2. Get ready for work like usual. Put on a little make up, jeans, and even wear shoes inside the house.

I don't know about you, but I fell in love with yoga pants and sweatpants during this time. You can get used to doing the least amount of effort when all you need to do is hop on zoom calls. However, since I was always ready for bed, it was really easy to just go back to it. When I started getting ready as if I was going out to work, it really helped me become more focused on work and my tasks.

3. Exercise. Go for a walk, run, or do some yoga.

This helped me with stress. Getting outside the house for an hour or so to just walk, breathe fresh air, and feel a different environment really helped me relax and also kept my mind open for creativity. Sometimes exercise can be more relaxing than just watching Netflix on your bed.

4. Establish a comfortable work space.

Like I told you before, this was the hardest task to accomplish because of the lack of space. But once I actually established myself in the kitchen, for example, I really got the hang of it. What does this mean? You don’t need to buy expensive chairs or new desks (sometimes that won’t even be possible). Just make sure you’re not in pain all the time and that you have everything you need nearby. Make sure the people around you know that when you’re in that space you’re working.

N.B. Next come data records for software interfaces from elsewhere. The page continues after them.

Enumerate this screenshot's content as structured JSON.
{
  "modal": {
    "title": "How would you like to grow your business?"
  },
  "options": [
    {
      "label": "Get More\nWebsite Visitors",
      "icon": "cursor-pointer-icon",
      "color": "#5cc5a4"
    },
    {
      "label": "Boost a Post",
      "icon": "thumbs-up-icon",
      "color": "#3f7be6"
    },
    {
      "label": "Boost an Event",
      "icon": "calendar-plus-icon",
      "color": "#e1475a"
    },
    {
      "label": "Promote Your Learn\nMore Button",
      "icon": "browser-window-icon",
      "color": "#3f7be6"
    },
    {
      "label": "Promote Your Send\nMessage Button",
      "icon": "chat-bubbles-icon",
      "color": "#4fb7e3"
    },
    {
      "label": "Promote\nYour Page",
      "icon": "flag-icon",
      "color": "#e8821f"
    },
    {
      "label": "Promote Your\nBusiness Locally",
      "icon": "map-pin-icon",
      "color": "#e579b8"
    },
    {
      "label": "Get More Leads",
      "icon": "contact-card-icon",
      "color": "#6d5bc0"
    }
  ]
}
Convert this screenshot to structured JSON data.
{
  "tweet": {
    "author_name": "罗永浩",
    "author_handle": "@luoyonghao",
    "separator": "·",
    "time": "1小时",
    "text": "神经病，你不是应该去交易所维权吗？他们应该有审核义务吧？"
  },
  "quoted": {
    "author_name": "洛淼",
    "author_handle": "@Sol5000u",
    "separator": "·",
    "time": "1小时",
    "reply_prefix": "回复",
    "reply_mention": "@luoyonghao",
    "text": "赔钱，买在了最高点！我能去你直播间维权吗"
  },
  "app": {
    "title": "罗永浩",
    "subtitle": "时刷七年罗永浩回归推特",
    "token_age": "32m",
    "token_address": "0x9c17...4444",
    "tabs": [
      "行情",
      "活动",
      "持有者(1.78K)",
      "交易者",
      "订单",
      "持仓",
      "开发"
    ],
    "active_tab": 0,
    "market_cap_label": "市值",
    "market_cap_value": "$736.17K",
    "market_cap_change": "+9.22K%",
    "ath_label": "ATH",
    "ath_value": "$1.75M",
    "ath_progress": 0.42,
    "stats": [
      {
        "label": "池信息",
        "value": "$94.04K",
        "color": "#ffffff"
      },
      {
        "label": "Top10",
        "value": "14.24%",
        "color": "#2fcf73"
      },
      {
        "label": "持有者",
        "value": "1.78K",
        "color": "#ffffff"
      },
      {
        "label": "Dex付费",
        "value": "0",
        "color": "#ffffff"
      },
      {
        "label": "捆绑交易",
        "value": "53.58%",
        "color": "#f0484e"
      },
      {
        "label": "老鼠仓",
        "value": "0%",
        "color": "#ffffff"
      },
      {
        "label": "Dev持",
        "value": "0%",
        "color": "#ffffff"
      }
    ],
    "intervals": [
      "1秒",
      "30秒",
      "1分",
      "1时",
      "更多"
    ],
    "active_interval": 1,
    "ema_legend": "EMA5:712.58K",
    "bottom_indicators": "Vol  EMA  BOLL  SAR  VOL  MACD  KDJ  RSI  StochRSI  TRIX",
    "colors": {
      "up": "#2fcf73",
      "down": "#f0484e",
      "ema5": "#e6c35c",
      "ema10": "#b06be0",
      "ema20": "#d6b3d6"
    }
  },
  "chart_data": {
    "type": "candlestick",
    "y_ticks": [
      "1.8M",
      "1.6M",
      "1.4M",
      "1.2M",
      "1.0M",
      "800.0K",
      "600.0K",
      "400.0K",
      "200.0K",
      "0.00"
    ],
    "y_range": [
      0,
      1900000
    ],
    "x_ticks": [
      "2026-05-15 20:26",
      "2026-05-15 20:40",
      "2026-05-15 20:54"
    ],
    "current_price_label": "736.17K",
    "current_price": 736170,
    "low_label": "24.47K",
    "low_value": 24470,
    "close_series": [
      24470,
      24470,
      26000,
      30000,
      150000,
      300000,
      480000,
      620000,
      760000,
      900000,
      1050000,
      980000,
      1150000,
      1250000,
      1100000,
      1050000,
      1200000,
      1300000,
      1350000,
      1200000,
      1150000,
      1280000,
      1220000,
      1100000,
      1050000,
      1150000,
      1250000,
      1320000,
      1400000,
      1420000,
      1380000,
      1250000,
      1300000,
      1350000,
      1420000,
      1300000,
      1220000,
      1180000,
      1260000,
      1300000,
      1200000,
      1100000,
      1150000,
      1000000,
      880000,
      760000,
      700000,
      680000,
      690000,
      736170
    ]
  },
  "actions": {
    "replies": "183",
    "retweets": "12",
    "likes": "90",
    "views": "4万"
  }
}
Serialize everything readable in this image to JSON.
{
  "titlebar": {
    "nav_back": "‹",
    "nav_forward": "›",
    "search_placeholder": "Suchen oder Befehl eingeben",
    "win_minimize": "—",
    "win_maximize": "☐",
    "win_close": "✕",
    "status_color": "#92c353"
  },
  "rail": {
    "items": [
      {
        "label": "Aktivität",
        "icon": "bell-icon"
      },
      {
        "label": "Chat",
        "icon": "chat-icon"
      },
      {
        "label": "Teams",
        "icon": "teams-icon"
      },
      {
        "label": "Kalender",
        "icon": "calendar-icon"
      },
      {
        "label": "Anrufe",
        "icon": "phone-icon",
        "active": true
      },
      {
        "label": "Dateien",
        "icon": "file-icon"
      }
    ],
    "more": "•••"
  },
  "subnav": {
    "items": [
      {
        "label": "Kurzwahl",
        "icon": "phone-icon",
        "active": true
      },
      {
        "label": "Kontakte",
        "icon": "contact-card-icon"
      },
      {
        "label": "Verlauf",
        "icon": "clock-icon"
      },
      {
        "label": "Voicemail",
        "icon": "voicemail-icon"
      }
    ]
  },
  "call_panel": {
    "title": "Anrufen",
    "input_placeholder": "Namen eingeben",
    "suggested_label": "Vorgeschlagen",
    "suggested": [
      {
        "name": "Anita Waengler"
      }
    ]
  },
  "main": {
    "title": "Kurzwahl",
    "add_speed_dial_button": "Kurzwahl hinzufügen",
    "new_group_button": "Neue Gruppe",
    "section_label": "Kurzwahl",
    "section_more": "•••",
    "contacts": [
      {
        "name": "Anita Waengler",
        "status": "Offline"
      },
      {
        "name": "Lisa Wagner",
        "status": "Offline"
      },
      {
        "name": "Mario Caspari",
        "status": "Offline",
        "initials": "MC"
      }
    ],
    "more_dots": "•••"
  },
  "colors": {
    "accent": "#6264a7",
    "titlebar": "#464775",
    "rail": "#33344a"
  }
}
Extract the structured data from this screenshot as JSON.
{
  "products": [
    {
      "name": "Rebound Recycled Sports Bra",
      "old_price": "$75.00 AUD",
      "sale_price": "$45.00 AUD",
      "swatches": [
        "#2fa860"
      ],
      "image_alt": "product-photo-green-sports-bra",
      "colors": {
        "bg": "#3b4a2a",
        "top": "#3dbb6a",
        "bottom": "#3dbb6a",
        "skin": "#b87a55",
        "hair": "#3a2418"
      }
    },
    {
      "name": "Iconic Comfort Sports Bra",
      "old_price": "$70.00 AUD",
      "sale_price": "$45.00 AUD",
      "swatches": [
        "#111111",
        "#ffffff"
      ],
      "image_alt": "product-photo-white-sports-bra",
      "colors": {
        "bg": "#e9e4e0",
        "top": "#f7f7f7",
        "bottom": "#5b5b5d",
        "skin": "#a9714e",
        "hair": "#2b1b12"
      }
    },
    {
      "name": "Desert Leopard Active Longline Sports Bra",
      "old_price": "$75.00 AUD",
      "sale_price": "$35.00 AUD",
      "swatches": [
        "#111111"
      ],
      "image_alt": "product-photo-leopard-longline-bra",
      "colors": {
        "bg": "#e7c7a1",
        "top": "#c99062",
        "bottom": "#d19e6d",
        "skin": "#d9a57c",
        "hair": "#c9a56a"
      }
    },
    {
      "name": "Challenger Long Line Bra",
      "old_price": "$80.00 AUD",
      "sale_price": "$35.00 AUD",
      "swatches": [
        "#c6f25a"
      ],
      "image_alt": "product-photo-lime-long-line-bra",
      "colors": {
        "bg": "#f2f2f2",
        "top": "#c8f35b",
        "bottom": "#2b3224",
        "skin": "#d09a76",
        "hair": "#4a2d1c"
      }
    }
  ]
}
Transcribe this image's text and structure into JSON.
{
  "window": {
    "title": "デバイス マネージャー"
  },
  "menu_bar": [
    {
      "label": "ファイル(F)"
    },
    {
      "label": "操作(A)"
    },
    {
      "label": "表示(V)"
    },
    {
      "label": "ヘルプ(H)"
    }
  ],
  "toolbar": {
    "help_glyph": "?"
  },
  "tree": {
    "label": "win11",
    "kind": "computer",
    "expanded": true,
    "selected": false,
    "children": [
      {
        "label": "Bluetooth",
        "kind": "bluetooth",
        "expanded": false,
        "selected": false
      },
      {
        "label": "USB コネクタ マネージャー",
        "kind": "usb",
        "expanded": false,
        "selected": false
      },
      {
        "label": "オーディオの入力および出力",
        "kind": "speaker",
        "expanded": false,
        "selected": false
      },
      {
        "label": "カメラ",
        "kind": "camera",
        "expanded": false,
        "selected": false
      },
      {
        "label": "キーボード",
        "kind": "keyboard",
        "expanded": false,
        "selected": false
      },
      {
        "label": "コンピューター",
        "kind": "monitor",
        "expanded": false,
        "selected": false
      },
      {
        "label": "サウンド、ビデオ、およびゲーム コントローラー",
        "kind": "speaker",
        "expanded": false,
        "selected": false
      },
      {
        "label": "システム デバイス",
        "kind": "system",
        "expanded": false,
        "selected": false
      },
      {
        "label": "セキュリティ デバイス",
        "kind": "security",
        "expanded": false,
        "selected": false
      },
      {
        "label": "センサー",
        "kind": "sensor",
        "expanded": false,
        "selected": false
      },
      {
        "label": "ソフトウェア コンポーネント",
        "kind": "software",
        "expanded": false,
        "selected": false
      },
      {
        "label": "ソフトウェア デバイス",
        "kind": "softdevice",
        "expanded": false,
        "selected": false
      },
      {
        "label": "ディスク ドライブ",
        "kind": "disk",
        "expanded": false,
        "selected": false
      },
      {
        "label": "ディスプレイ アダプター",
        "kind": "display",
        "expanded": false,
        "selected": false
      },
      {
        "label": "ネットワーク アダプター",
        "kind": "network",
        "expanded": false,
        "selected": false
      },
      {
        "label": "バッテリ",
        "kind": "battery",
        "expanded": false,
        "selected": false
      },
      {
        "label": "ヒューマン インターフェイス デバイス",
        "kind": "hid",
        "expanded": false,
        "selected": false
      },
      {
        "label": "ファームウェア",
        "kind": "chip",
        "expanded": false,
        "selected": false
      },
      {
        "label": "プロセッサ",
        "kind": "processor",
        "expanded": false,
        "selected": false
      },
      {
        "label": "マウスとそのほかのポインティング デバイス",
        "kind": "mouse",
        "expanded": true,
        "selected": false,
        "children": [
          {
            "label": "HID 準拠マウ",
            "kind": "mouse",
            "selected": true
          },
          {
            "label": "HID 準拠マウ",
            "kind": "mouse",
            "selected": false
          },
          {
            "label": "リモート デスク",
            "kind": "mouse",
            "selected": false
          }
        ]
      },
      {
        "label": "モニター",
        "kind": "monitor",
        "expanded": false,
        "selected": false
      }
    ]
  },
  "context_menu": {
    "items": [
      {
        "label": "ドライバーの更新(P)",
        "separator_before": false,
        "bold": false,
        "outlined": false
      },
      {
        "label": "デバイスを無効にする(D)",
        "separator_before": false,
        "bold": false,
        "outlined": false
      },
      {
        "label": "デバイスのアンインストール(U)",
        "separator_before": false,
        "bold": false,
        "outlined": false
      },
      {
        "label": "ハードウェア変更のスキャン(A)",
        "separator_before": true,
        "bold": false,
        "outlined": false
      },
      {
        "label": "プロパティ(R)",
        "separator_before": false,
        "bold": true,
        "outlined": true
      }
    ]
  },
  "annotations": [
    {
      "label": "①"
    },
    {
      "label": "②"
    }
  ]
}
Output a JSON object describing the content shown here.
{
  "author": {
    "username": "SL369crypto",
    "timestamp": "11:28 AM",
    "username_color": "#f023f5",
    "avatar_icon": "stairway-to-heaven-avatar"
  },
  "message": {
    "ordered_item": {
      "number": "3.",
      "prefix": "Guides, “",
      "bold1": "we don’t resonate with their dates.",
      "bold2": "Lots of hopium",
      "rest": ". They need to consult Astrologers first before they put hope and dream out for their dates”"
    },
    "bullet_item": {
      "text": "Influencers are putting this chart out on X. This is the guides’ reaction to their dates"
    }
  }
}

5. Don't stress over little things.

I am a really stressed and anxious person, so this whole situation really got to my nerves. My life changed, (well, everyone's life changed) in a matter of days. We all had to adapt to this new situation and still don't know for how long, but I think we're getting the hang of it. So, like everything in life, we just need to adapt to it. It'll be okay, and you get used to it with time. I think it’s also making us more proactive, and capable of dealing with many different situations, so it's not all that bad, huh?

In conclusion: after all this, I realized that you just need to make the best out of every situation. Use as many resources as you need to be better and... yes, ADAPT yourself. And you know what? I am really thankful, in a way, for all of this. I've been learning about so many things I didn't have time before, like writing, practicing lettering (which is new to me), finding new skills, getting back to old hobbies (like photography). So I am making the best out of my little end of the world. Hopefully my tips can help you adapt yourself too to whatever is changing around you too.

If you want to check out some of the cool things I've been working during this time here's my instagram profile!